___ Task material ___
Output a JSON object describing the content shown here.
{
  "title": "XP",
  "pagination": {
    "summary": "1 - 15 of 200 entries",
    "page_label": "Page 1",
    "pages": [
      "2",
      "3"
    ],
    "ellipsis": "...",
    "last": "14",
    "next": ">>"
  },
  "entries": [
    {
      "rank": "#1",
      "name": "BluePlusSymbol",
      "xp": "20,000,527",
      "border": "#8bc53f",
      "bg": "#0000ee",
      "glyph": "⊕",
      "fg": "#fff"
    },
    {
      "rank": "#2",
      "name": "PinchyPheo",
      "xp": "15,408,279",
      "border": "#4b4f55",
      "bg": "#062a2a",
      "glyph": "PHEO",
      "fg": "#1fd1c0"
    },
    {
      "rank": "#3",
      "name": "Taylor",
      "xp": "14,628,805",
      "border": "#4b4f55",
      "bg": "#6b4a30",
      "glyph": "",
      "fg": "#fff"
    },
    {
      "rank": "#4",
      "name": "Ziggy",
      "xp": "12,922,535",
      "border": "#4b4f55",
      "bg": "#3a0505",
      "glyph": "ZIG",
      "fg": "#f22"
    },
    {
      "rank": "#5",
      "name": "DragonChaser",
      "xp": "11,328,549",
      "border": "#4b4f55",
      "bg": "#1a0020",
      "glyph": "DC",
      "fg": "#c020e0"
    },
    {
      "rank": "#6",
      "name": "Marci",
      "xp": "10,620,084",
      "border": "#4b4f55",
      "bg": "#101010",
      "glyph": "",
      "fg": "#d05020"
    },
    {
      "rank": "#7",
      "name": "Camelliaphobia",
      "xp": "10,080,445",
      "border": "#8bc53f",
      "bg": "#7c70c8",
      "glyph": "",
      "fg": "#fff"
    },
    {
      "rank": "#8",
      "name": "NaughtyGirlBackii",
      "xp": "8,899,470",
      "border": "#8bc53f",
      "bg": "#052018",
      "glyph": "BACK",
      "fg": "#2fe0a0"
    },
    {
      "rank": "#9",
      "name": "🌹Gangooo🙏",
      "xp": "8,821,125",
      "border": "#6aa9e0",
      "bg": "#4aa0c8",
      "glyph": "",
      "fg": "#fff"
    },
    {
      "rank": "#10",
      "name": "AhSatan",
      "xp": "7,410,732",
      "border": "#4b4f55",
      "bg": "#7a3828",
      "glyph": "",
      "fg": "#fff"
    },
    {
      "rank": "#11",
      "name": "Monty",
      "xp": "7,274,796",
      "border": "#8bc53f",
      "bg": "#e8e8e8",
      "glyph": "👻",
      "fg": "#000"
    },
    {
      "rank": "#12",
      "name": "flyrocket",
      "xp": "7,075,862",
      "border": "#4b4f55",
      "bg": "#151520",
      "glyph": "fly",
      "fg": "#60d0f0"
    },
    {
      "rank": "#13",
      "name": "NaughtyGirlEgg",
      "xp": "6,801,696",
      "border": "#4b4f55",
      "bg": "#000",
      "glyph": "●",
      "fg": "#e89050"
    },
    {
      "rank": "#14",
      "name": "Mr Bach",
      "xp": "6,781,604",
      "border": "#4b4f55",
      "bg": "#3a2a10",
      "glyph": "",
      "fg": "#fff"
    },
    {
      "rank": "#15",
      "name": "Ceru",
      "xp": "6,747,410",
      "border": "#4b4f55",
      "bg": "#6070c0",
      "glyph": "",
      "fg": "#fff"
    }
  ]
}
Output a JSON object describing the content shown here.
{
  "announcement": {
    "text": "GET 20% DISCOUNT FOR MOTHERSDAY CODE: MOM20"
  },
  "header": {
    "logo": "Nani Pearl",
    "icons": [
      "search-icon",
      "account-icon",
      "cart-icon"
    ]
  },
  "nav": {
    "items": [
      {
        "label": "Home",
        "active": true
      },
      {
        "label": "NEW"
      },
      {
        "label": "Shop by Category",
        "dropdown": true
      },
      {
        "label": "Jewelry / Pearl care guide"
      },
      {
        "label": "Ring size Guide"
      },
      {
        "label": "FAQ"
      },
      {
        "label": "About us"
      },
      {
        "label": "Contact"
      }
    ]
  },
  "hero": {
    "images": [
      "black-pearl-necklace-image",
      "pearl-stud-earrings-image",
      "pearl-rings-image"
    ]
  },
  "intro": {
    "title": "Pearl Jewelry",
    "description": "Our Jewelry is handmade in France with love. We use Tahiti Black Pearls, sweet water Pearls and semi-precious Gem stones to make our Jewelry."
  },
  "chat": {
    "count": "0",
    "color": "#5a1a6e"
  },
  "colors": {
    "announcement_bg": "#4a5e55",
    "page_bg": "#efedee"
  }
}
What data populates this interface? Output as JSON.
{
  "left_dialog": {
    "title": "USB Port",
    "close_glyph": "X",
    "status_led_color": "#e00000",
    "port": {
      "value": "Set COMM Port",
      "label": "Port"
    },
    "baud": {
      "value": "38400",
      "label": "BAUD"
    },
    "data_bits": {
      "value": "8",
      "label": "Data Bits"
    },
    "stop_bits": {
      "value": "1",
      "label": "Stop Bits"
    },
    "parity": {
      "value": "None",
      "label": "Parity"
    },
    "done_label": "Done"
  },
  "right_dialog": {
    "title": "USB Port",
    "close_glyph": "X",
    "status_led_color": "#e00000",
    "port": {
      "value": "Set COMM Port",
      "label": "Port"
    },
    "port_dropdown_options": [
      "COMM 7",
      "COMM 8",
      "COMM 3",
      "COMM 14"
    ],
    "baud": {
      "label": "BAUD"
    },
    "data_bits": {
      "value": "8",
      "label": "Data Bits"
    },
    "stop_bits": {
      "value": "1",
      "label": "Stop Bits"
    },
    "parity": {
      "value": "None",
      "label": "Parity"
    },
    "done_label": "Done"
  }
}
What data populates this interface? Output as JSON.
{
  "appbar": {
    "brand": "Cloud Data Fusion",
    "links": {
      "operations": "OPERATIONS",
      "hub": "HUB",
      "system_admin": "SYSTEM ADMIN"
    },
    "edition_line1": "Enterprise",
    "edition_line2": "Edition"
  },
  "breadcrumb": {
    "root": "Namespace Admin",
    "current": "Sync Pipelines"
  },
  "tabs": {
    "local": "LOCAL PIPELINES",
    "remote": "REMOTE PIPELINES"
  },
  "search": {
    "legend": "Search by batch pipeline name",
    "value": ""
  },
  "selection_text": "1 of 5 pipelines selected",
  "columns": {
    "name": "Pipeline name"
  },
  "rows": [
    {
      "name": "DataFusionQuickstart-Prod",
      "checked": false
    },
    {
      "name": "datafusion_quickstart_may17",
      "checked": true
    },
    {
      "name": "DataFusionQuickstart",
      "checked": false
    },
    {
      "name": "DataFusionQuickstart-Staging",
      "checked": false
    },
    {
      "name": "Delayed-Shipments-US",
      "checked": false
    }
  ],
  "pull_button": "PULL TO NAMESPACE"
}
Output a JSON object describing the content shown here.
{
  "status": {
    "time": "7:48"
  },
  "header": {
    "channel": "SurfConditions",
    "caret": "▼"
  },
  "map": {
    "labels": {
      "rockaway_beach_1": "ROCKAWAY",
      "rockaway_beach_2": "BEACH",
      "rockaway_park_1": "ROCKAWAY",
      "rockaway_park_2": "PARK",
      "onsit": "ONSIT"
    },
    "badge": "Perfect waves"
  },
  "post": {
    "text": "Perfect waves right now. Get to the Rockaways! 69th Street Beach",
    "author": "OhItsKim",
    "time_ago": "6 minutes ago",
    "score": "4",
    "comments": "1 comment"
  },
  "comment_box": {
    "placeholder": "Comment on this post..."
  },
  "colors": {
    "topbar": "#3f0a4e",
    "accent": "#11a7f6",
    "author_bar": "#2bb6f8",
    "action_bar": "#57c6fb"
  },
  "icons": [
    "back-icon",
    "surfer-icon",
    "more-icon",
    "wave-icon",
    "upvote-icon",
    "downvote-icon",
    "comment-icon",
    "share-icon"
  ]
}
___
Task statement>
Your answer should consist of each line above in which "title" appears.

Answer for this exercise>
  "title": "XP",
    "title": "Pearl Jewelry",
    "title": "USB Port",
    "title": "USB Port",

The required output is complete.